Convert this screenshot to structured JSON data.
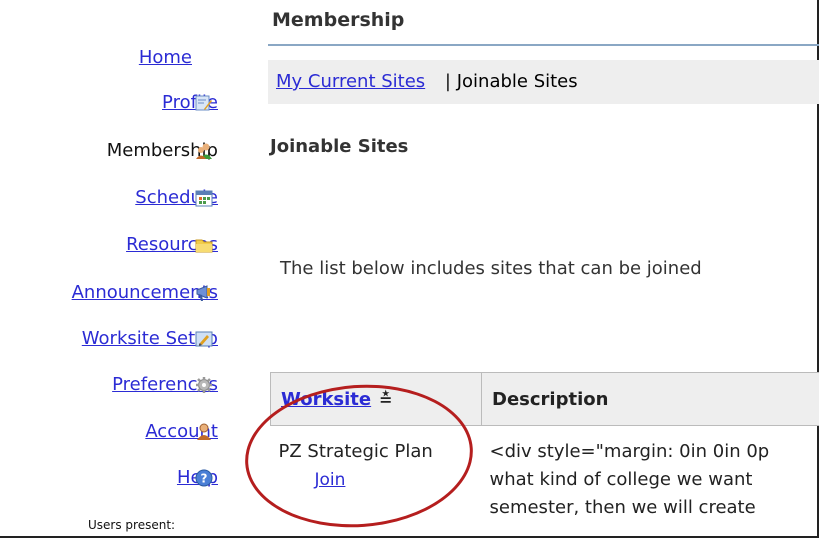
{
  "nav": {
    "items": [
      {
        "label": "Home",
        "icon": "none",
        "current": false
      },
      {
        "label": "Profile",
        "icon": "profile-icon",
        "current": false
      },
      {
        "label": "Membership",
        "icon": "membership-icon",
        "current": true
      },
      {
        "label": "Schedule",
        "icon": "calendar-icon",
        "current": false
      },
      {
        "label": "Resources",
        "icon": "folder-icon",
        "current": false
      },
      {
        "label": "Announcements",
        "icon": "megaphone-icon",
        "current": false
      },
      {
        "label": "Worksite Setup",
        "icon": "worksite-setup-icon",
        "current": false
      },
      {
        "label": "Preferences",
        "icon": "gear-icon",
        "current": false
      },
      {
        "label": "Account",
        "icon": "account-icon",
        "current": false
      },
      {
        "label": "Help",
        "icon": "help-icon",
        "current": false
      }
    ],
    "users_present": "Users present:"
  },
  "main": {
    "title": "Membership",
    "subnav": {
      "current_sites": "My Current Sites",
      "separator": "|",
      "joinable_sites": "Joinable Sites"
    },
    "heading": "Joinable Sites",
    "intro": "The list below includes sites that can be joined",
    "table": {
      "columns": [
        "Worksite",
        "Description"
      ],
      "sort_indicator": "≛",
      "rows": [
        {
          "worksite": "PZ Strategic Plan",
          "join_label": "Join",
          "description_lines": [
            "<div style=\"margin: 0in 0in 0p",
            "what kind of college we want",
            "semester, then we will create"
          ]
        }
      ]
    }
  },
  "colors": {
    "link": "#2b2bd4",
    "header_bg": "#eeeeee",
    "annotation": "#b51e1e"
  }
}
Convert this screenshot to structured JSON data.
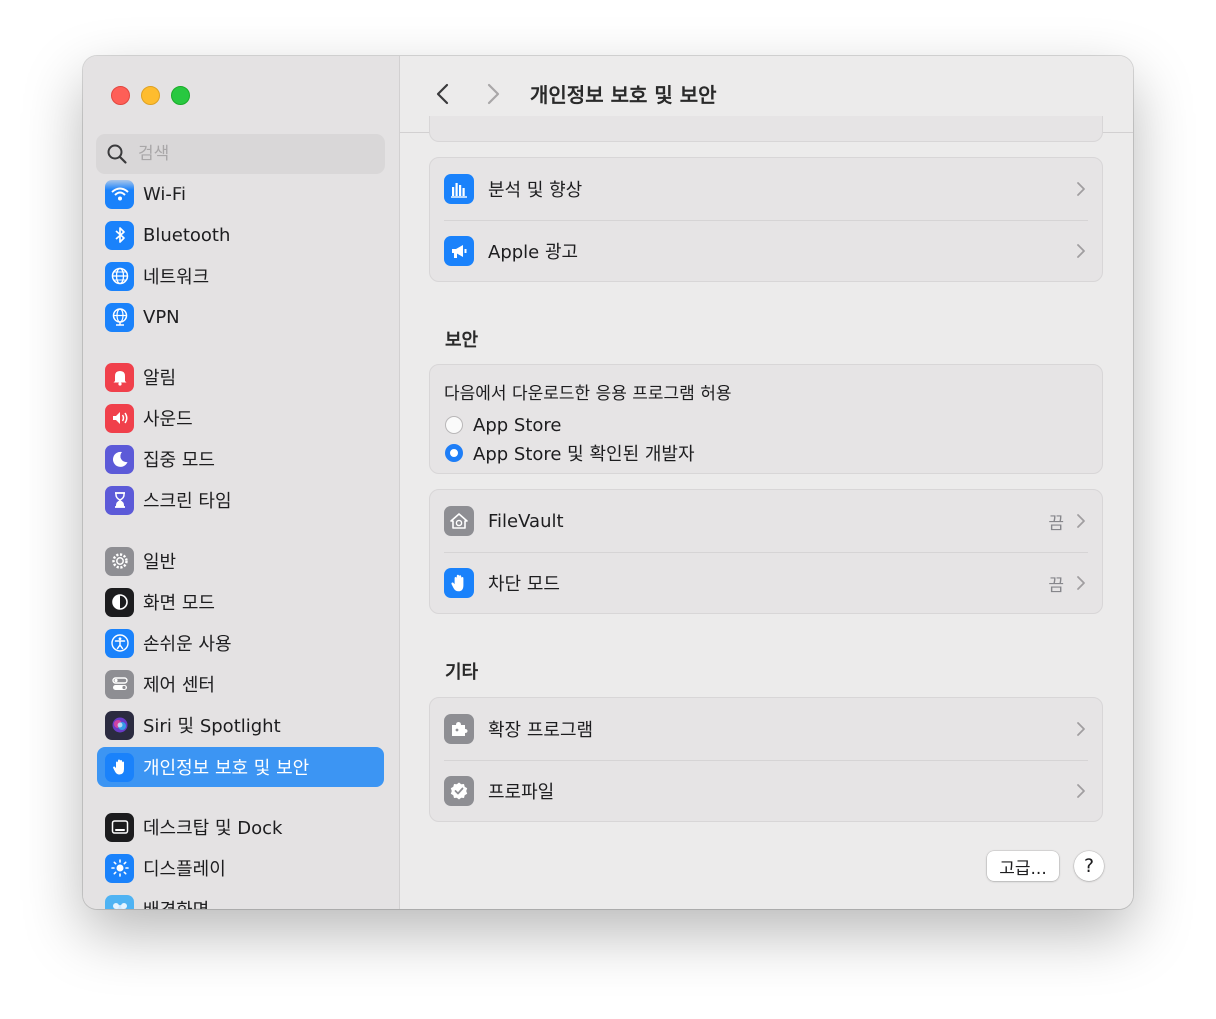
{
  "window": {
    "title": "개인정보 보호 및 보안"
  },
  "search": {
    "placeholder": "검색"
  },
  "sidebar": {
    "items": [
      {
        "label": "Wi-Fi",
        "icon": "wifi-icon",
        "color": "#1a82fb"
      },
      {
        "label": "Bluetooth",
        "icon": "bluetooth-icon",
        "color": "#1a82fb"
      },
      {
        "label": "네트워크",
        "icon": "globe-icon",
        "color": "#1a82fb"
      },
      {
        "label": "VPN",
        "icon": "vpn-globe-icon",
        "color": "#1a82fb"
      },
      {
        "label": "알림",
        "icon": "bell-icon",
        "color": "#f0404b"
      },
      {
        "label": "사운드",
        "icon": "speaker-icon",
        "color": "#f0404b"
      },
      {
        "label": "집중 모드",
        "icon": "moon-icon",
        "color": "#5c5ad8"
      },
      {
        "label": "스크린 타임",
        "icon": "hourglass-icon",
        "color": "#5c5ad8"
      },
      {
        "label": "일반",
        "icon": "gear-icon",
        "color": "#8e8e93"
      },
      {
        "label": "화면 모드",
        "icon": "appearance-icon",
        "color": "#1c1c1e"
      },
      {
        "label": "손쉬운 사용",
        "icon": "accessibility-icon",
        "color": "#1a82fb"
      },
      {
        "label": "제어 센터",
        "icon": "toggles-icon",
        "color": "#8e8e93"
      },
      {
        "label": "Siri 및 Spotlight",
        "icon": "siri-icon",
        "color": "#2b2b40"
      },
      {
        "label": "개인정보 보호 및 보안",
        "icon": "hand-icon",
        "color": "#1a82fb",
        "selected": true
      },
      {
        "label": "데스크탑 및 Dock",
        "icon": "dock-icon",
        "color": "#1c1c1e"
      },
      {
        "label": "디스플레이",
        "icon": "sun-icon",
        "color": "#1a82fb"
      },
      {
        "label": "배경화면",
        "icon": "wallpaper-icon",
        "color": "#4fb3f3"
      }
    ]
  },
  "privacy": {
    "rows": [
      {
        "label": "분석 및 향상",
        "icon": "chart-bars-icon",
        "color": "#1a82fb"
      },
      {
        "label": "Apple 광고",
        "icon": "megaphone-icon",
        "color": "#1a82fb"
      }
    ]
  },
  "security": {
    "title": "보안",
    "question": "다음에서 다운로드한 응용 프로그램 허용",
    "options": [
      {
        "label": "App Store",
        "selected": false
      },
      {
        "label": "App Store 및 확인된 개발자",
        "selected": true
      }
    ],
    "rows": [
      {
        "label": "FileVault",
        "value": "끔",
        "icon": "filevault-house-icon",
        "color": "#8e8e93"
      },
      {
        "label": "차단 모드",
        "value": "끔",
        "icon": "hand-icon",
        "color": "#1a82fb"
      }
    ]
  },
  "others": {
    "title": "기타",
    "rows": [
      {
        "label": "확장 프로그램",
        "icon": "puzzle-icon",
        "color": "#8e8e93"
      },
      {
        "label": "프로파일",
        "icon": "checkmark-seal-icon",
        "color": "#8e8e93"
      }
    ]
  },
  "footer": {
    "advanced_label": "고급...",
    "help_label": "?"
  }
}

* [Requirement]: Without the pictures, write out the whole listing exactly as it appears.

* [Task answer]:
Convert this screenshot to structured JSON data.
{
  "nav": {
    "items": [
      {
        "label": "Home",
        "icon": "none",
        "current": false
      },
      {
        "label": "Profile",
        "icon": "profile-icon",
        "current": false
      },
      {
        "label": "Membership",
        "icon": "membership-icon",
        "current": true
      },
      {
        "label": "Schedule",
        "icon": "calendar-icon",
        "current": false
      },
      {
        "label": "Resources",
        "icon": "folder-icon",
        "current": false
      },
      {
        "label": "Announcements",
        "icon": "megaphone-icon",
        "current": false
      },
      {
        "label": "Worksite Setup",
        "icon": "worksite-setup-icon",
        "current": false
      },
      {
        "label": "Preferences",
        "icon": "gear-icon",
        "current": false
      },
      {
        "label": "Account",
        "icon": "account-icon",
        "current": false
      },
      {
        "label": "Help",
        "icon": "help-icon",
        "current": false
      }
    ],
    "users_present": "Users present:"
  },
  "main": {
    "title": "Membership",
    "subnav": {
      "current_sites": "My Current Sites",
      "separator": "|",
      "joinable_sites": "Joinable Sites"
    },
    "heading": "Joinable Sites",
    "intro": "The list below includes sites that can be joined",
    "table": {
      "columns": [
        "Worksite",
        "Description"
      ],
      "sort_indicator": "≛",
      "rows": [
        {
          "worksite": "PZ Strategic Plan",
          "join_label": "Join",
          "description_lines": [
            "<div style=\"margin: 0in 0in 0p",
            "what kind of college we want",
            "semester, then we will create"
          ]
        }
      ]
    }
  },
  "colors": {
    "link": "#2b2bd4",
    "header_bg": "#eeeeee",
    "annotation": "#b51e1e"
  }
}
Convert this screenshot to structured JSON data.
{
  "window": {
    "title": "개인정보 보호 및 보안"
  },
  "search": {
    "placeholder": "검색"
  },
  "sidebar": {
    "items": [
      {
        "label": "Wi-Fi",
        "icon": "wifi-icon",
        "color": "#1a82fb"
      },
      {
        "label": "Bluetooth",
        "icon": "bluetooth-icon",
        "color": "#1a82fb"
      },
      {
        "label": "네트워크",
        "icon": "globe-icon",
        "color": "#1a82fb"
      },
      {
        "label": "VPN",
        "icon": "vpn-globe-icon",
        "color": "#1a82fb"
      },
      {
        "label": "알림",
        "icon": "bell-icon",
        "color": "#f0404b"
      },
      {
        "label": "사운드",
        "icon": "speaker-icon",
        "color": "#f0404b"
      },
      {
        "label": "집중 모드",
        "icon": "moon-icon",
        "color": "#5c5ad8"
      },
      {
        "label": "스크린 타임",
        "icon": "hourglass-icon",
        "color": "#5c5ad8"
      },
      {
        "label": "일반",
        "icon": "gear-icon",
        "color": "#8e8e93"
      },
      {
        "label": "화면 모드",
        "icon": "appearance-icon",
        "color": "#1c1c1e"
      },
      {
        "label": "손쉬운 사용",
        "icon": "accessibility-icon",
        "color": "#1a82fb"
      },
      {
        "label": "제어 센터",
        "icon": "toggles-icon",
        "color": "#8e8e93"
      },
      {
        "label": "Siri 및 Spotlight",
        "icon": "siri-icon",
        "color": "#2b2b40"
      },
      {
        "label": "개인정보 보호 및 보안",
        "icon": "hand-icon",
        "color": "#1a82fb",
        "selected": true
      },
      {
        "label": "데스크탑 및 Dock",
        "icon": "dock-icon",
        "color": "#1c1c1e"
      },
      {
        "label": "디스플레이",
        "icon": "sun-icon",
        "color": "#1a82fb"
      },
      {
        "label": "배경화면",
        "icon": "wallpaper-icon",
        "color": "#4fb3f3"
      }
    ]
  },
  "privacy": {
    "rows": [
      {
        "label": "분석 및 향상",
        "icon": "chart-bars-icon",
        "color": "#1a82fb"
      },
      {
        "label": "Apple 광고",
        "icon": "megaphone-icon",
        "color": "#1a82fb"
      }
    ]
  },
  "security": {
    "title": "보안",
    "question": "다음에서 다운로드한 응용 프로그램 허용",
    "options": [
      {
        "label": "App Store",
        "selected": false
      },
      {
        "label": "App Store 및 확인된 개발자",
        "selected": true
      }
    ],
    "rows": [
      {
        "label": "FileVault",
        "value": "끔",
        "icon": "filevault-house-icon",
        "color": "#8e8e93"
      },
      {
        "label": "차단 모드",
        "value": "끔",
        "icon": "hand-icon",
        "color": "#1a82fb"
      }
    ]
  },
  "others": {
    "title": "기타",
    "rows": [
      {
        "label": "확장 프로그램",
        "icon": "puzzle-icon",
        "color": "#8e8e93"
      },
      {
        "label": "프로파일",
        "icon": "checkmark-seal-icon",
        "color": "#8e8e93"
      }
    ]
  },
  "footer": {
    "advanced_label": "고급...",
    "help_label": "?"
  }
}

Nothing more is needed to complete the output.